# WHAT TO WORK ON
The word "MinWon" occurs in some of the lines below; copy each of those lines.

# SOURCE RECORDS
__________________________________________________

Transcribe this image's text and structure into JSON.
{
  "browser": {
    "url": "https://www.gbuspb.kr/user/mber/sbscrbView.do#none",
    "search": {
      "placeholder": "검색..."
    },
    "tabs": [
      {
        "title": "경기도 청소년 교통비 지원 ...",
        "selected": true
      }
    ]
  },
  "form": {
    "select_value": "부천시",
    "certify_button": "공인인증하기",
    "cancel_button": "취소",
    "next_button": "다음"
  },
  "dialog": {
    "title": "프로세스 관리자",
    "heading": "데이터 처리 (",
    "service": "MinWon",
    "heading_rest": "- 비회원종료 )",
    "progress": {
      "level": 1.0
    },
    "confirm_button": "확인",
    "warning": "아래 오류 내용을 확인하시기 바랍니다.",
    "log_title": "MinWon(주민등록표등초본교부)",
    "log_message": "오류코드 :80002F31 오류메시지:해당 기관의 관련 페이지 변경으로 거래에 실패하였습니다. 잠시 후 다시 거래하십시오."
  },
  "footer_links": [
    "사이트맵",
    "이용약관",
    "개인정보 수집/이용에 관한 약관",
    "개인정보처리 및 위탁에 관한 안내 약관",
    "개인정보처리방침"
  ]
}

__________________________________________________

# RESULT FOR THIS EXERCISE
    "service": "MinWon",
    "log_title": "MinWon(주민등록표등초본교부)",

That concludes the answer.